TO DO:
Repeat all of the entries, please, keeping each line exact.

(Website and app data records)
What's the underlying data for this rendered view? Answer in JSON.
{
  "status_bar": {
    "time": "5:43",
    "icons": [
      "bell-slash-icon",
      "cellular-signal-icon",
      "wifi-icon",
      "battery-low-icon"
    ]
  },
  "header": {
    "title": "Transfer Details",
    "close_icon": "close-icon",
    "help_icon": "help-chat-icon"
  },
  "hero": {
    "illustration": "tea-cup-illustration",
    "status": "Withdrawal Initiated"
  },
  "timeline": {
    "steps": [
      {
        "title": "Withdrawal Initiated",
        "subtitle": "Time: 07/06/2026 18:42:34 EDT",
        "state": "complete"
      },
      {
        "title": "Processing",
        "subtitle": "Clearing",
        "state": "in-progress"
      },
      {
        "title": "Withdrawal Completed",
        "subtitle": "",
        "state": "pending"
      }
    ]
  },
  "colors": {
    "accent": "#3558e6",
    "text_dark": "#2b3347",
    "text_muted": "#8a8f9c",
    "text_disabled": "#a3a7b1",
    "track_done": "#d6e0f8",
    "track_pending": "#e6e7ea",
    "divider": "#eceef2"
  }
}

SOLUTION FOR THIS TASK:
What's the underlying data for this rendered view? Answer in JSON.
{
  "status_bar": {
    "time": "5:43",
    "icons": [
      "bell-slash-icon",
      "cellular-signal-icon",
      "wifi-icon",
      "battery-low-icon"
    ]
  },
  "header": {
    "title": "Transfer Details",
    "close_icon": "close-icon",
    "help_icon": "help-chat-icon"
  },
  "hero": {
    "illustration": "tea-cup-illustration",
    "status": "Withdrawal Initiated"
  },
  "timeline": {
    "steps": [
      {
        "title": "Withdrawal Initiated",
        "subtitle": "Time: 07/06/2026 18:42:34 EDT",
        "state": "complete"
      },
      {
        "title": "Processing",
        "subtitle": "Clearing",
        "state": "in-progress"
      },
      {
        "title": "Withdrawal Completed",
        "subtitle": "",
        "state": "pending"
      }
    ]
  },
  "colors": {
    "accent": "#3558e6",
    "text_dark": "#2b3347",
    "text_muted": "#8a8f9c",
    "text_disabled": "#a3a7b1",
    "track_done": "#d6e0f8",
    "track_pending": "#e6e7ea",
    "divider": "#eceef2"
  }
}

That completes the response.